What Do You Think of Formula Writing?

formulasOver the holidays I had the opportunity to read a new book. I enjoyed it thoroughly . . . except for one thing . . .

I hadn’t gotten very far in the novel before I began to feel like I had read it before. You see, while I hadn’t read that particular story before the novelist was using a formula that she had used in her earlier novels. After reading only a few short chapters, I was able to predict the outcome.

So, what do you think of formula writing?

While it may make the writer’s life easier, it may also lead to boredom for the reader.

“But,” you might say, “I’m a copywriter. I can see where how this discussion impacts novelists, but none of this applies to me.”

That’s where you’d be wrong.

I’m a copywriter too, but I have to admit that I’ve been guilty of using formulas in writing my copy before. I think that it’s only human nature that if we find something that works, we want to stick with it.

However, repeating the same formula over and over doesn’t always make for the best copy. What worked the first time may not work over and over.

What do you think?

Contents (c) Copyright 2009, Laura Spencer. All rights reserved.

Image Source: Laura Spencer

  1. I think formulas can be helpful in a way. I use article templates to start the process going sometimes. More often than not, I end up editing the article so significantly that it doesn’t look anything like the template. But using the template gets me over the hump if I’m feeling uninspired.

    At the same time, I’m definitely tired of seeing the same copy appear over and over again on sales letters!

  2. Courtney,

    I think you hit the nail on the head with this comment.

    Formulas can be helpful as a starter or guideline – but we definitely shouldn’t get lazy and let our templates become our end product.

    Again, I know I’ve been guilty of sticking to a winning formula – but sometimes it’s best to rethink our strategies.

  3. I feel the brief of the subject I’m writing about should inspire me. Yes, I do start off on a familiar pattern which I’m doing and read (other’s way of writing) repeatedly, but in the middle it strikes me the real best way to put it. I mean, the more appealing way that is totally different from how we actually thought about it in the first place.
    But I’m guilty of going with the templates most often when I know the client won’t pay me much!

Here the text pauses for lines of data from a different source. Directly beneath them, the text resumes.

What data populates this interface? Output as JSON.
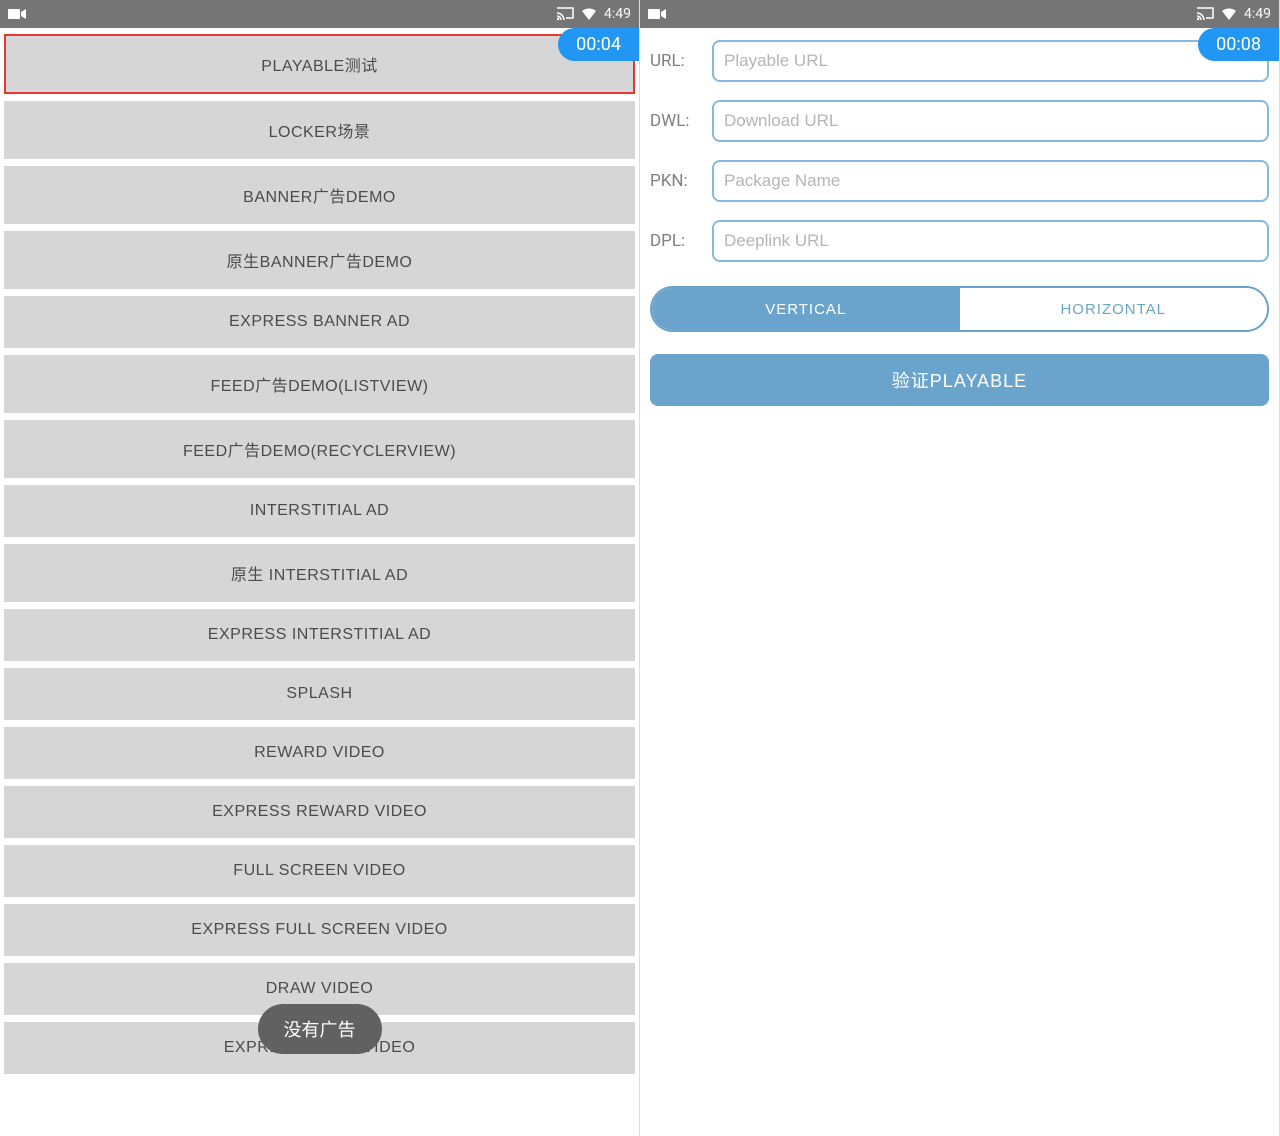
{
  "status_bar": {
    "clock": "4:49"
  },
  "left": {
    "timer": "00:04",
    "menu": [
      "PLAYABLE测试",
      "LOCKER场景",
      "BANNER广告DEMO",
      "原生BANNER广告DEMO",
      "EXPRESS BANNER AD",
      "FEED广告DEMO(LISTVIEW)",
      "FEED广告DEMO(RECYCLERVIEW)",
      "INTERSTITIAL AD",
      "原生 INTERSTITIAL AD",
      "EXPRESS INTERSTITIAL AD",
      "SPLASH",
      "REWARD VIDEO",
      "EXPRESS REWARD VIDEO",
      "FULL SCREEN VIDEO",
      "EXPRESS FULL SCREEN VIDEO",
      "DRAW           VIDEO",
      "EXPRESS DRAW  VIDEO"
    ],
    "toast": "没有广告"
  },
  "right": {
    "timer": "00:08",
    "fields": {
      "url_label": "URL:",
      "url_placeholder": "Playable URL",
      "dwl_label": "DWL:",
      "dwl_placeholder": "Download URL",
      "pkn_label": "PKN:",
      "pkn_placeholder": "Package Name",
      "dpl_label": "DPL:",
      "dpl_placeholder": "Deeplink URL"
    },
    "orientation": {
      "vertical": "VERTICAL",
      "horizontal": "HORIZONTAL"
    },
    "verify": "验证PLAYABLE"
  }
}
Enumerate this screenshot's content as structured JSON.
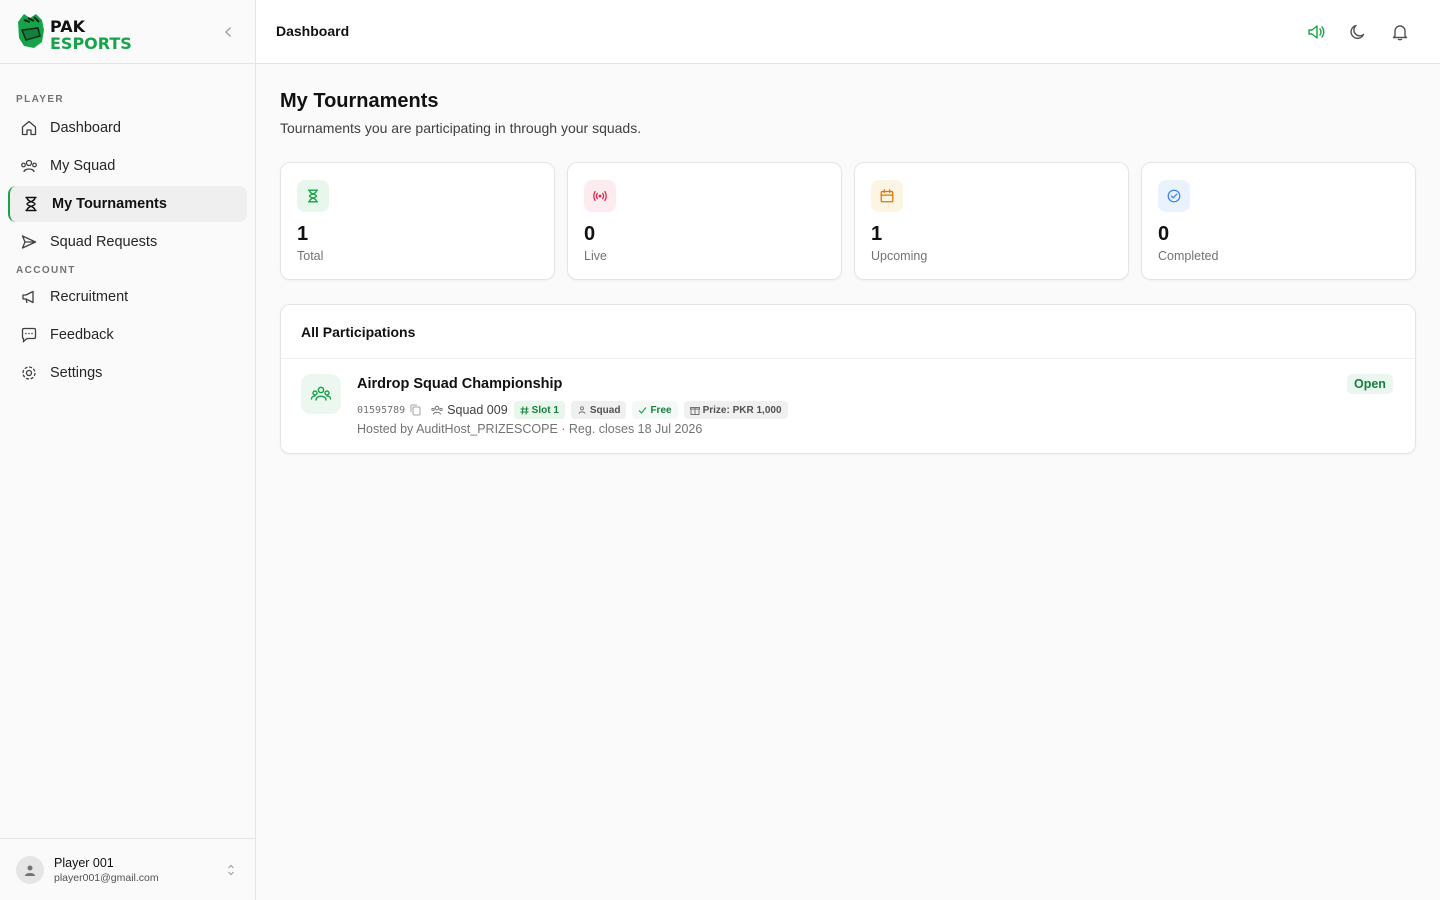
{
  "brand": {
    "name_line1": "PAK",
    "name_line2": "ESPORTS",
    "accent": "#16a34a"
  },
  "sidebar": {
    "sections": [
      {
        "label": "PLAYER"
      },
      {
        "label": "ACCOUNT"
      }
    ],
    "items": [
      {
        "label": "Dashboard",
        "icon": "home-icon"
      },
      {
        "label": "My Squad",
        "icon": "users-icon"
      },
      {
        "label": "My Tournaments",
        "icon": "hourglass-icon",
        "active": true
      },
      {
        "label": "Squad Requests",
        "icon": "send-icon"
      },
      {
        "label": "Recruitment",
        "icon": "megaphone-icon"
      },
      {
        "label": "Feedback",
        "icon": "message-icon"
      },
      {
        "label": "Settings",
        "icon": "gear-icon"
      }
    ],
    "user": {
      "name": "Player 001",
      "email": "player001@gmail.com"
    }
  },
  "topbar": {
    "breadcrumb": "Dashboard"
  },
  "page": {
    "title": "My Tournaments",
    "subtitle": "Tournaments you are participating in through your squads."
  },
  "stats": [
    {
      "value": "1",
      "label": "Total",
      "icon": "hourglass-icon",
      "color": "#16a34a",
      "bg": "#e8f6ec"
    },
    {
      "value": "0",
      "label": "Live",
      "icon": "broadcast-icon",
      "color": "#e11d48",
      "bg": "#fdecef"
    },
    {
      "value": "1",
      "label": "Upcoming",
      "icon": "calendar-icon",
      "color": "#d97706",
      "bg": "#fdf5e3"
    },
    {
      "value": "0",
      "label": "Completed",
      "icon": "check-circle-icon",
      "color": "#3b82f6",
      "bg": "#eaf2fd"
    }
  ],
  "participations": {
    "title": "All Participations",
    "items": [
      {
        "name": "Airdrop Squad Championship",
        "id": "01595789",
        "squad": "Squad 009",
        "slot": "Slot 1",
        "mode": "Squad",
        "entry": "Free",
        "prize": "Prize: PKR 1,000",
        "host_line": "Hosted by AuditHost_PRIZESCOPE · Reg. closes 18 Jul 2026",
        "status": "Open"
      }
    ]
  }
}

  4. I have nothing against formula writing in sales papers, technical literature, scientific literature and the like. I can easily tolerate it for web content and web articles as well… But a formula for a novel? It’s a rip off, a waste of time, a waste of money… a waste in general. Luckily for me I’ve never laid hands on such a novel.

    Hey, Laura,, this could be a perfect fit for a meme I started a while ago. It’s called “don’t buy that book.” (I linked to it in my signature)

  5. Thanks Mig!

    I’m not sure if I want to embarrass and call out a particular author. I’ll think about it, though. I’ve read worse books.

    Actually, I’m surprised that you haven’t read any novels with plot formulas. You must limit yourself to great literature! 😉

  6. I think that formulaic writing can have it’s place. When I’m reading a novel, sometimes I appreciate the formula. I don’t have a lot of spare time, and sometimes I’ll read a novel from a specific author because I find the formula comfortable. Kind of like re-watching your favourite movie. Watching Shawshank Redemption for the 31st time doesn’t change the ending, the main character still manages to escape prison. I know what I am going to get and I know I won’t be disappointed. Other times I’ll read a novel from an author I’ve never heard of because I’m looking for something different.

    If you do find yourself following a formula with your writing, beware: other people can discover and follow the same formula. It has it;s place, but it is not without pitfalls.

  7. I have to agree with Mig and Solomon. It’s fine for some articles, but not in a novel. The reason I don’t read Edna Buchanan or even Patricia Cornwell anymore is that they started to rely too much on formula and it got very dull.

    If I want predictable, I’ll turn on the TV. There I can predict the outcome of just about any plot. Only “CSI” or “House” surprise me sometimes.

    I for one am tired of reading the “five favorite things” or “10 tips for… (insert topic)” stories on the Web. The Web should be more creative than that!